=== TASK INSTRUCTIONS ===
Every entry in the data below needs to be repeated exactly.

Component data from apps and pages
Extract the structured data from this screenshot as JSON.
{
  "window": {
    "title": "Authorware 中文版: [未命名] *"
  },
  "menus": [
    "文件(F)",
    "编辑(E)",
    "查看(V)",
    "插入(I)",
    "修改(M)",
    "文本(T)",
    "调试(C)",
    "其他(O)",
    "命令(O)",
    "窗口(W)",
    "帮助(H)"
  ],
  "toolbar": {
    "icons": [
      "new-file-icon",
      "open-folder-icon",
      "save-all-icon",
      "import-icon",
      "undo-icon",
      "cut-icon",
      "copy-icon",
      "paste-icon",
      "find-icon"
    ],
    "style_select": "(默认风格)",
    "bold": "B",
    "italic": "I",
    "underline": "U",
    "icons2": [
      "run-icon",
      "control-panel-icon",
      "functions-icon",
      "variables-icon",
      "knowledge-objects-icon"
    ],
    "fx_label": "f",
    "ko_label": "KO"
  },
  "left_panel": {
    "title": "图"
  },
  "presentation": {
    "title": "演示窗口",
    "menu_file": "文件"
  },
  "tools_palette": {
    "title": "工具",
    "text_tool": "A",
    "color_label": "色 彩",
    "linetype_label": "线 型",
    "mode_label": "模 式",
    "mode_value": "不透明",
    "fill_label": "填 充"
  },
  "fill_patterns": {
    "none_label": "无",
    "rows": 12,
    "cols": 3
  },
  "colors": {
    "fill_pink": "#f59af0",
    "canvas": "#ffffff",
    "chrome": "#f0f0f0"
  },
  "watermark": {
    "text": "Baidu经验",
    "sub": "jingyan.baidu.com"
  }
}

=== SOLVED EXERCISE ===
Extract the structured data from this screenshot as JSON.
{
  "window": {
    "title": "Authorware 中文版: [未命名] *"
  },
  "menus": [
    "文件(F)",
    "编辑(E)",
    "查看(V)",
    "插入(I)",
    "修改(M)",
    "文本(T)",
    "调试(C)",
    "其他(O)",
    "命令(O)",
    "窗口(W)",
    "帮助(H)"
  ],
  "toolbar": {
    "icons": [
      "new-file-icon",
      "open-folder-icon",
      "save-all-icon",
      "import-icon",
      "undo-icon",
      "cut-icon",
      "copy-icon",
      "paste-icon",
      "find-icon"
    ],
    "style_select": "(默认风格)",
    "bold": "B",
    "italic": "I",
    "underline": "U",
    "icons2": [
      "run-icon",
      "control-panel-icon",
      "functions-icon",
      "variables-icon",
      "knowledge-objects-icon"
    ],
    "fx_label": "f",
    "ko_label": "KO"
  },
  "left_panel": {
    "title": "图"
  },
  "presentation": {
    "title": "演示窗口",
    "menu_file": "文件"
  },
  "tools_palette": {
    "title": "工具",
    "text_tool": "A",
    "color_label": "色 彩",
    "linetype_label": "线 型",
    "mode_label": "模 式",
    "mode_value": "不透明",
    "fill_label": "填 充"
  },
  "fill_patterns": {
    "none_label": "无",
    "rows": 12,
    "cols": 3
  },
  "colors": {
    "fill_pink": "#f59af0",
    "canvas": "#ffffff",
    "chrome": "#f0f0f0"
  },
  "watermark": {
    "text": "Baidu经验",
    "sub": "jingyan.baidu.com"
  }
}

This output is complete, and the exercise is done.